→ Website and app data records
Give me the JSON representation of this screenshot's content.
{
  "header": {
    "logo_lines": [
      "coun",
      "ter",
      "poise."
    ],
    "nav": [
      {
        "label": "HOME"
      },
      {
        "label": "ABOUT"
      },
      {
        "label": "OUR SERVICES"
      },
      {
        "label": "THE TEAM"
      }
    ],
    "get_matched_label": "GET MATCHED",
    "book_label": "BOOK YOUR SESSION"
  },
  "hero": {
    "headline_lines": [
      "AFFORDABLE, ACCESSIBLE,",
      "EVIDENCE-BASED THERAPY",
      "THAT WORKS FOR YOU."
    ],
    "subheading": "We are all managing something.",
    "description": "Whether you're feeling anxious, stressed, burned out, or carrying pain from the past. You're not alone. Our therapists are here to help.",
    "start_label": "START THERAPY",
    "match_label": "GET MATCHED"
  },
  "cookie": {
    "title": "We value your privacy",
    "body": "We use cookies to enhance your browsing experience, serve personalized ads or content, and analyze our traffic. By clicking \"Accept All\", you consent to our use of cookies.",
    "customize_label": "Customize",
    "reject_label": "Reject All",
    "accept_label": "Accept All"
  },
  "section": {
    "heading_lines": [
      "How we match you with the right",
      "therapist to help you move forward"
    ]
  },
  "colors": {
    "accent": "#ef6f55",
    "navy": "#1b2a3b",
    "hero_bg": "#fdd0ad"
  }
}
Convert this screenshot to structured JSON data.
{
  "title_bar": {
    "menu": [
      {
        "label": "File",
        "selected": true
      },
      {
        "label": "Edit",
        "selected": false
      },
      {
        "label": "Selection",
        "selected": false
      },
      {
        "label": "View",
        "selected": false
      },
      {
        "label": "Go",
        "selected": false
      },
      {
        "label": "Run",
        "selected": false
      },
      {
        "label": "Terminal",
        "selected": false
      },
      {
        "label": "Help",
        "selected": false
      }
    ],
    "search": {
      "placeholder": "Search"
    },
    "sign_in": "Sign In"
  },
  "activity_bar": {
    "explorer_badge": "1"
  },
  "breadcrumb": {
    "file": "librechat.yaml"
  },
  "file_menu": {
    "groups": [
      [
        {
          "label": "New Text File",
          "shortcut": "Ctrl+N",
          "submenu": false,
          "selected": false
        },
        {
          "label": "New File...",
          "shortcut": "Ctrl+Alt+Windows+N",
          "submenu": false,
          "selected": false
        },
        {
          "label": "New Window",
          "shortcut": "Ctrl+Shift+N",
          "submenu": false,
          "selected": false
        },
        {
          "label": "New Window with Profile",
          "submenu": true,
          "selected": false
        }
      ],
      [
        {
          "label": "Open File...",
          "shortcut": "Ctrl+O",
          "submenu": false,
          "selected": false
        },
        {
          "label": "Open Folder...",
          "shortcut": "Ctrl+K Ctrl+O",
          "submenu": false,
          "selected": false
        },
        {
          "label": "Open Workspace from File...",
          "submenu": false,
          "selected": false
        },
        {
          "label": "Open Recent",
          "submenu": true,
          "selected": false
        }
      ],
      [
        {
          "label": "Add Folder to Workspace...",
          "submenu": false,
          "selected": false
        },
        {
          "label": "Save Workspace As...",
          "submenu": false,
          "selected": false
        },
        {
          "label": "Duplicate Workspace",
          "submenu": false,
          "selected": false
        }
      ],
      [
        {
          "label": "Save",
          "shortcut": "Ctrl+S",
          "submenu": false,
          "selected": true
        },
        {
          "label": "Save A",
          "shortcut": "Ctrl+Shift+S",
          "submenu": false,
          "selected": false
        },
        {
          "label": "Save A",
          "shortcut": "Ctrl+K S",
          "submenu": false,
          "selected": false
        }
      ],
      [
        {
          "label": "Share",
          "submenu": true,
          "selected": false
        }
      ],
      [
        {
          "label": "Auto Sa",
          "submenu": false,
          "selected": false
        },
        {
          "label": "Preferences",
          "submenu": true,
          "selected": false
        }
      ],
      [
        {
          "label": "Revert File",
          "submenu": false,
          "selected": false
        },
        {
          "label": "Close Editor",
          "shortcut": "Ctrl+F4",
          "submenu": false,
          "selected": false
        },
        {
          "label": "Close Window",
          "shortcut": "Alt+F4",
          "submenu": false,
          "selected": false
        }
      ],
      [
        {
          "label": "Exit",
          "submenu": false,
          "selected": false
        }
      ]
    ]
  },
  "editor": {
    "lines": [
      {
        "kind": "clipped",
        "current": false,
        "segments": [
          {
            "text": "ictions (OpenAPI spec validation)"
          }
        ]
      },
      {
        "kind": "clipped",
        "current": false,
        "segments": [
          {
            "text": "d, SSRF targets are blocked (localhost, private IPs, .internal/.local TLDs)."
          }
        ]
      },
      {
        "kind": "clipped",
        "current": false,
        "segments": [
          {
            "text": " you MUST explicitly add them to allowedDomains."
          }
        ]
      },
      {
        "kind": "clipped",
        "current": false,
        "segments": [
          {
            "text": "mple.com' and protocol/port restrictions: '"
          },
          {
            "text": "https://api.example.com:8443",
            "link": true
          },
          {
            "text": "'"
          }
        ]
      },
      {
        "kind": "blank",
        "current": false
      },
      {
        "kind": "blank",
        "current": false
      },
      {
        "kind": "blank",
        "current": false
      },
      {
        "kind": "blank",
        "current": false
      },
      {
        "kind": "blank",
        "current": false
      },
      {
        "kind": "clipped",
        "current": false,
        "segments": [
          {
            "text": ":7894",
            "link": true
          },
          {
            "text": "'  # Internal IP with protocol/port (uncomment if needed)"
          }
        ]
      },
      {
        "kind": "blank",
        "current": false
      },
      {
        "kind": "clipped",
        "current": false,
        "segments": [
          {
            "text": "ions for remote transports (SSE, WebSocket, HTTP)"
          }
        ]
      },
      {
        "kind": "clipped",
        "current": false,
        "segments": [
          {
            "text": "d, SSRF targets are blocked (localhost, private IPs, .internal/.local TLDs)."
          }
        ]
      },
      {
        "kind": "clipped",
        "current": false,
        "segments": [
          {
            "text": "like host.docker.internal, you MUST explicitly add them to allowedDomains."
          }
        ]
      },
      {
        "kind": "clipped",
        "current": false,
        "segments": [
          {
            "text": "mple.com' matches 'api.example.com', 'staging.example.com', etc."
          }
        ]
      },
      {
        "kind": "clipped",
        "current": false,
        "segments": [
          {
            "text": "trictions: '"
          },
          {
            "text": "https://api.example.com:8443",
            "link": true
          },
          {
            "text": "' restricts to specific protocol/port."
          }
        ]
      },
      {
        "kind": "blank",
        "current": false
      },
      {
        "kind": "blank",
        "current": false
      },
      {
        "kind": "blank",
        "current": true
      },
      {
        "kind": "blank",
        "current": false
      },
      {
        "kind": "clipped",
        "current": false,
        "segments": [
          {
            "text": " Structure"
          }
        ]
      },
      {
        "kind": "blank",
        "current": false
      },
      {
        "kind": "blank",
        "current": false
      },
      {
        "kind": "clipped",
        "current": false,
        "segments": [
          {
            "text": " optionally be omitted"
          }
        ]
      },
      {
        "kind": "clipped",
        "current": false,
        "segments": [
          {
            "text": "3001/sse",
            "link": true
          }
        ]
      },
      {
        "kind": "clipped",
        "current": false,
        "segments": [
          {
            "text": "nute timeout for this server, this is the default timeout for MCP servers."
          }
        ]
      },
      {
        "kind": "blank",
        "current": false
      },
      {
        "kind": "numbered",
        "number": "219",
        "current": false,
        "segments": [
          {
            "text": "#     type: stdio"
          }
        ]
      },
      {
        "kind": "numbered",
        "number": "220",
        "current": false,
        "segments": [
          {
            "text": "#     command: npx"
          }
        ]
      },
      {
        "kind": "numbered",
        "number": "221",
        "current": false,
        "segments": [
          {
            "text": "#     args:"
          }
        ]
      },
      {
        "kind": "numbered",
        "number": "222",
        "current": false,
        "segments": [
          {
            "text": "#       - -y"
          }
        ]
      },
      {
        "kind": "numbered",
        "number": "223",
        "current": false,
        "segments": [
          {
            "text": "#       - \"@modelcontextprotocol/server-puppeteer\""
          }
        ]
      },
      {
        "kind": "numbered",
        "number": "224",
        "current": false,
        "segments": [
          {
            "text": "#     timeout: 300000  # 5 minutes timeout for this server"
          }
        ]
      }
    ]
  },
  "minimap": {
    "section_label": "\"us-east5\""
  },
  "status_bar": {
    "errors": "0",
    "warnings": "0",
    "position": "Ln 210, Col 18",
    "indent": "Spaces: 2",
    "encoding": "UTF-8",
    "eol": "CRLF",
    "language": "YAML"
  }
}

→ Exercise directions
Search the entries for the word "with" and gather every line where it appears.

→ Response area
      "How we match you with the right",
          "label": "New Window with Profile",
            "text": "'  # Internal IP with protocol/port (uncomment if needed)"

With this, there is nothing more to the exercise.